v
 float value to hashareEqual(float, float)
public static int hash(@Nullable double[] arr)
See hash(double) for information.
arr
 double array to hashareEqual(double, double)
public static int hash(@Nullable float[] arr)
See hash(float) for information.
arr
 double array to hashareEqual(double, double)
public static int hashAny(@Nullable java.lang.Object obj)
It will always hash arrays deeply.
ATTENTION: this method only handles double
and float
values and
their boxed counterparts as well as arrays of these in any depth to make them work
more natural, but cannot provide this for floating point items inside arbitrary objects.
obj
 object to be hashedpublic static boolean areEqual(@Nullable java.lang.Object obj1, @Nullable java.lang.Object obj2)
It will always compare arrays deeply.
ATTENTION: this method only handles double
and float
values and
their boxed counterparts as well as arrays of these in any depth to make them work
more natural, but cannot provide this for floating point items inside arbitrary objects.
obj1
 first objectobj2
 second objecttrue
if both objects are considered the samefalse
if not@NotNull public static java.lang.Float boxed(float value)
This method does not collapse all possible NaN values. This should be a problem only in very rare cases where the values are read from outside Java, or are deliberately created, so the required general overhead seems too much. See boxedN(float) if you also need NaN collapse.
value
 float value to be boxed@NotNull public static java.lang.Float boxedN(float value)
This method also collapses all possible 16,777,214 NaN values into one.
value
 float value to be boxed@NotNull public static java.lang.Double boxed(double value)
This method does not collapse all possible NaN values. This should be a problem only in very rare cases where the values are read from outside Java, or are deliberately created, so the required general overhead seems too much. See boxedN(double) if you also need NaN collapse.
value
 double value to be boxed@NotNull public static java.lang.Double boxedN(double value)
This method also collapses all possible 9,007,199,254,740,990 NaN values into one.
value
 double value to be boxedpublic static int compare(double v1, double v2)
Double.compare(double, double)
.
This will sort all NaN values for which Double.isNaN(double)
as if they are the same value.
It will handle 0.0
and +0.0
as being the same value.
That makes this method work the same as areEqual(double, double) and
hash(double). If you use one of them it is best to combine them all.v1
 first valuev2
 second valuev1
is less thanv2
,
more than zero if v1
is greater than v2
,
and 0

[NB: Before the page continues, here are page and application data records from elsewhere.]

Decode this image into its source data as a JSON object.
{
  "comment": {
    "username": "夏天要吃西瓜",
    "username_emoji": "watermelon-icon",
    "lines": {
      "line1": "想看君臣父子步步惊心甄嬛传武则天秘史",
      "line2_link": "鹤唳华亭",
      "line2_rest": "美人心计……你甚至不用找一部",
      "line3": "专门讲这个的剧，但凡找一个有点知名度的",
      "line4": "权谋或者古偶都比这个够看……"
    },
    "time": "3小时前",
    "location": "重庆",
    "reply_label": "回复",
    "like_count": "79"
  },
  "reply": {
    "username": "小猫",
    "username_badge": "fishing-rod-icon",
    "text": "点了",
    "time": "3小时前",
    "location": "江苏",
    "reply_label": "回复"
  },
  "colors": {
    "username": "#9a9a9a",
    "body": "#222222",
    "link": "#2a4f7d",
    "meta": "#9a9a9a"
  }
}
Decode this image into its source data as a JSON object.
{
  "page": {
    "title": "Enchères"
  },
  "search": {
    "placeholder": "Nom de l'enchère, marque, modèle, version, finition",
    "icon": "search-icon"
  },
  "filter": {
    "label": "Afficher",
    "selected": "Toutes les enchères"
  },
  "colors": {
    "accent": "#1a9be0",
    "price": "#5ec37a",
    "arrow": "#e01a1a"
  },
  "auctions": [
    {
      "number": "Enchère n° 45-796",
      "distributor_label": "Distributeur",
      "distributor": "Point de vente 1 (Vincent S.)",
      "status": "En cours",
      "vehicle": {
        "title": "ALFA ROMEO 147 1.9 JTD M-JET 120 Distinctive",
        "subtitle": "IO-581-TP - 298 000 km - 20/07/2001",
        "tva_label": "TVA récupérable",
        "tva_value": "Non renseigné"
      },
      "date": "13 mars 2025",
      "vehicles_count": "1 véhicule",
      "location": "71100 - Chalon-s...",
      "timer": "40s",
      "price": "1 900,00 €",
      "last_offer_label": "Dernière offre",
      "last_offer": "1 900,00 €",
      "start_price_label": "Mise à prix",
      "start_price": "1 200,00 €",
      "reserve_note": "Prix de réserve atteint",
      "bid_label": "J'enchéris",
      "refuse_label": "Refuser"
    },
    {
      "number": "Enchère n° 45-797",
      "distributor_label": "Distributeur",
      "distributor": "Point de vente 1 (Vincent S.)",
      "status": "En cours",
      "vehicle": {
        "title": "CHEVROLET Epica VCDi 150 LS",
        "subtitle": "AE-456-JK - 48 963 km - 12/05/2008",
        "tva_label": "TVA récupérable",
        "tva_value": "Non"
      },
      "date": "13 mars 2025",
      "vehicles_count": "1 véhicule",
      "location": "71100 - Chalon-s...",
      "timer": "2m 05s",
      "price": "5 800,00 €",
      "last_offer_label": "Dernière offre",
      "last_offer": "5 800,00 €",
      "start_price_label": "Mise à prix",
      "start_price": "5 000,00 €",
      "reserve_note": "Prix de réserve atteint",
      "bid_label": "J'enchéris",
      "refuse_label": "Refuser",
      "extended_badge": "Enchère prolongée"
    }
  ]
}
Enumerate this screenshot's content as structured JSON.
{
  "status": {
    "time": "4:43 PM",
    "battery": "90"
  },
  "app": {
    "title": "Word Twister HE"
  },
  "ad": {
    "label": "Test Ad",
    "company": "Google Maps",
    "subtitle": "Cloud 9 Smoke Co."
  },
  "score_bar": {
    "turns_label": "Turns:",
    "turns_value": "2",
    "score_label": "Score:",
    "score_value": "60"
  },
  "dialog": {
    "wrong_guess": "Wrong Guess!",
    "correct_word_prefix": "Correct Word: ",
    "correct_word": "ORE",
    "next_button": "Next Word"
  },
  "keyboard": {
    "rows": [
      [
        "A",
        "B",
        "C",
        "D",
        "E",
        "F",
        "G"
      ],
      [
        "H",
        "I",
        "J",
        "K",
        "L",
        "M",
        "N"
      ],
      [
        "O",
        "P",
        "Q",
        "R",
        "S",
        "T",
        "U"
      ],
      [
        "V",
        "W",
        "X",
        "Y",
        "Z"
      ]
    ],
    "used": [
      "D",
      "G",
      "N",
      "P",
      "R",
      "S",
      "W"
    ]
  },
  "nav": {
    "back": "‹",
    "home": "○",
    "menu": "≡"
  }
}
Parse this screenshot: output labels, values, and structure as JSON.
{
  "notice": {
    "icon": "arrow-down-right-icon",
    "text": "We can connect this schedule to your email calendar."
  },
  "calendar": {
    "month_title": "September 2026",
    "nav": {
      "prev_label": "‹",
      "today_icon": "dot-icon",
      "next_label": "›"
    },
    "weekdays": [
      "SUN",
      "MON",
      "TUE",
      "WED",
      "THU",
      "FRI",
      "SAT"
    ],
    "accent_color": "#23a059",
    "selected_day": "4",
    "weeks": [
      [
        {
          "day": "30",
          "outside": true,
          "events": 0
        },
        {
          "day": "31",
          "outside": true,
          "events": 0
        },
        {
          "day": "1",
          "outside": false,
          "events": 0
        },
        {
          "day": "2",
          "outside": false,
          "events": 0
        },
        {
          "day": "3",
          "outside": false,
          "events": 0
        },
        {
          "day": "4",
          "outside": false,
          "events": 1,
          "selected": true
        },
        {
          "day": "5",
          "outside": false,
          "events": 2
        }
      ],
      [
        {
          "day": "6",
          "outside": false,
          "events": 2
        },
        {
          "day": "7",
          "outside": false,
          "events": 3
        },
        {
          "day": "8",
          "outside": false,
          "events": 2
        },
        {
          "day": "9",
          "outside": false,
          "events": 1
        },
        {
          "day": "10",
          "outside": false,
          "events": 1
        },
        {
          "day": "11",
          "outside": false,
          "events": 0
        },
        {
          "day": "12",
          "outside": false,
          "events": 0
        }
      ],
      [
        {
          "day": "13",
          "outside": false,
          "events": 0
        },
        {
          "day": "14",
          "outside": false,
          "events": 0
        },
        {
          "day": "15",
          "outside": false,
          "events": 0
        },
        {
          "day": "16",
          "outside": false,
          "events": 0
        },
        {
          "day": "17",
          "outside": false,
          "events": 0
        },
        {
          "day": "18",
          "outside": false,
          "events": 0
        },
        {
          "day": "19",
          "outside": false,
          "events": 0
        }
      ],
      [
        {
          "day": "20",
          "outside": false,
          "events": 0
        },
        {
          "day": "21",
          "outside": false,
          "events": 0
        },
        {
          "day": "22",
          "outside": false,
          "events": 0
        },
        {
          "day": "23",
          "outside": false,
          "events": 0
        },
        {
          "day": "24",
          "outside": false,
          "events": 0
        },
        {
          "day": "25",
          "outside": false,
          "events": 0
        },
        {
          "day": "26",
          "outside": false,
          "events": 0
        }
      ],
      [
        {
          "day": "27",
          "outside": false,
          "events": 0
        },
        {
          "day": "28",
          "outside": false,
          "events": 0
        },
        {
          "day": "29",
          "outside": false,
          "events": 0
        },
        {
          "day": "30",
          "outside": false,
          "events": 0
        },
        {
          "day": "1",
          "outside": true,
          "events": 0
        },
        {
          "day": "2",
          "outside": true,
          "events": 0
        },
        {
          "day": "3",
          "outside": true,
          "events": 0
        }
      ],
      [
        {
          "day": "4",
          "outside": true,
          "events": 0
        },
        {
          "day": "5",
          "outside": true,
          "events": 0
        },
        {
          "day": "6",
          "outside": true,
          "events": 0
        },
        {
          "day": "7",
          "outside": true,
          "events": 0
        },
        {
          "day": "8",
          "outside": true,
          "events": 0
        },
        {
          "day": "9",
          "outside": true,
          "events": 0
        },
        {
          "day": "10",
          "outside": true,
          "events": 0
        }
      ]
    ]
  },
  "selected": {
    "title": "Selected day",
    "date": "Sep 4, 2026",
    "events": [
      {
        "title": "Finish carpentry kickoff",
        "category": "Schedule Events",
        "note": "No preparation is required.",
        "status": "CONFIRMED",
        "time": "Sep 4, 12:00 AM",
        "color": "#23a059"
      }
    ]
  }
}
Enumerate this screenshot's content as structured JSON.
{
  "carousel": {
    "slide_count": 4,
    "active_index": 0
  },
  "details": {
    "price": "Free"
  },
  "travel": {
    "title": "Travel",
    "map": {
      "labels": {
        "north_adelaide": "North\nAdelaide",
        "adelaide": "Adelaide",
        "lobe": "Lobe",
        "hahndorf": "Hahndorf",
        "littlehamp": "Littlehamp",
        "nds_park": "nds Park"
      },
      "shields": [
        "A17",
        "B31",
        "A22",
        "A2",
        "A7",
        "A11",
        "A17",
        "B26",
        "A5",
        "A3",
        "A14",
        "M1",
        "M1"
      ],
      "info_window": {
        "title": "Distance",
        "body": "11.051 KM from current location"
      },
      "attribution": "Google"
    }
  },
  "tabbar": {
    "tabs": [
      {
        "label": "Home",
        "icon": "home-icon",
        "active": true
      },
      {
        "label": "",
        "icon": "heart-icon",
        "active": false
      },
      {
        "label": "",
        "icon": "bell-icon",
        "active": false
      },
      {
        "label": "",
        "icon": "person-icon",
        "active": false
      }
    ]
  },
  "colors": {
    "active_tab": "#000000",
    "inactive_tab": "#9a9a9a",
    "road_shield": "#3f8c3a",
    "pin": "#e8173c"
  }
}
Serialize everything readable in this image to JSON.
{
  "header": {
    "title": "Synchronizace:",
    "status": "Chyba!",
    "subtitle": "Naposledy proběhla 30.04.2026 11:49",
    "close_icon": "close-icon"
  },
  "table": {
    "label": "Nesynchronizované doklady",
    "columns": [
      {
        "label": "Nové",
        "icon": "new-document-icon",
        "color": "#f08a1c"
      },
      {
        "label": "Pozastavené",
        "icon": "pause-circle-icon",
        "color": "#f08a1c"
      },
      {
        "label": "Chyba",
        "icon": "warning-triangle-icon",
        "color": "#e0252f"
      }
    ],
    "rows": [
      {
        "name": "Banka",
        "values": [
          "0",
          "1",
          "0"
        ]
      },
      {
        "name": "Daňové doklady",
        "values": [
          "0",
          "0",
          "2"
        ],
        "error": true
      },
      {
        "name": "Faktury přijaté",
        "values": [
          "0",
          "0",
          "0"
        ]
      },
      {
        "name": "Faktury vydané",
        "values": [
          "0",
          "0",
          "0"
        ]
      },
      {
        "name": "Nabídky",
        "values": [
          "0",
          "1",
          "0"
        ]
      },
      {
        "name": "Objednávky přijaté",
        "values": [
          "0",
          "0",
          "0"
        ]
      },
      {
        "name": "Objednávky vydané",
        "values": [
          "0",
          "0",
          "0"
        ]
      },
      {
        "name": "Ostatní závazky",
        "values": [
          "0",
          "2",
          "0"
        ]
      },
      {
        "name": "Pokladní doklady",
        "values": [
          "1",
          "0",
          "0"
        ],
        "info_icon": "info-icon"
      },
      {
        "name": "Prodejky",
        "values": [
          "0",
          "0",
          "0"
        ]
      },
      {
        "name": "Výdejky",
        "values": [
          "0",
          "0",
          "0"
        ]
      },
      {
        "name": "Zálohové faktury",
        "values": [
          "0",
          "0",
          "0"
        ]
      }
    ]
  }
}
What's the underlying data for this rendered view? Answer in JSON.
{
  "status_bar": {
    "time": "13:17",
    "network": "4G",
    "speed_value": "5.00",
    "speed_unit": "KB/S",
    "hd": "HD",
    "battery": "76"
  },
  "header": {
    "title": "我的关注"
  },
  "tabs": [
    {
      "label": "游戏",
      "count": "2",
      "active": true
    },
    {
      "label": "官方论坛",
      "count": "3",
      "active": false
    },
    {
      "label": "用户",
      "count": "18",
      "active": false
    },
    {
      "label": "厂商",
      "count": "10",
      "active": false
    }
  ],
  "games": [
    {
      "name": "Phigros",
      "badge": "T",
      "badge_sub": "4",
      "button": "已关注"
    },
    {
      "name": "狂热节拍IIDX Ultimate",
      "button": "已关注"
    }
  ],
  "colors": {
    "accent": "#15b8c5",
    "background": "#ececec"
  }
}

if they considered are the samepublic static int compare(float v1, float v2)
Float.compare(float, float)
.
This will sort all NaN values for which Float.isNaN(float)
as if they are the same value.
It will handle 0.0
and +0.0
as being the same value.
That makes this method work the same as areEqual(float, float) and
hash(float). If you use one of them it is best to combine them all.v1
 first valuev2
 second valuev1
is less thanv2
,
more than zero if v1
is greater than v2
,
and 0
if they considered are the same@NotNull public static Order order(double v1, double v2)
Double.compare(double, double)
.
This will sort all NaN values for which Double.isNaN(double)
as if they are the same value.
It will handle 0.0
and +0.0
as being the same value.
That makes this method work the same as areEqual(double, double) and
hash(double). If you use one of them it is best to combine them all.v1
 first valuev2
 second valuev1
and v2
when appearing in that order@NotNull public static Order order(float v1, float v2)
Float.compare(float, float)
.
This will sort all NaN values for which Float.isNaN(float)
as if they are the same value.
It will handle 0.0
and +0.0
as being the same value.
That makes this method work the same as areEqual(float, float) and
hash(float). If you use one of them it is best to combine them all.v1
 first valuev2
 second valuev1
and v2
when appearing in that order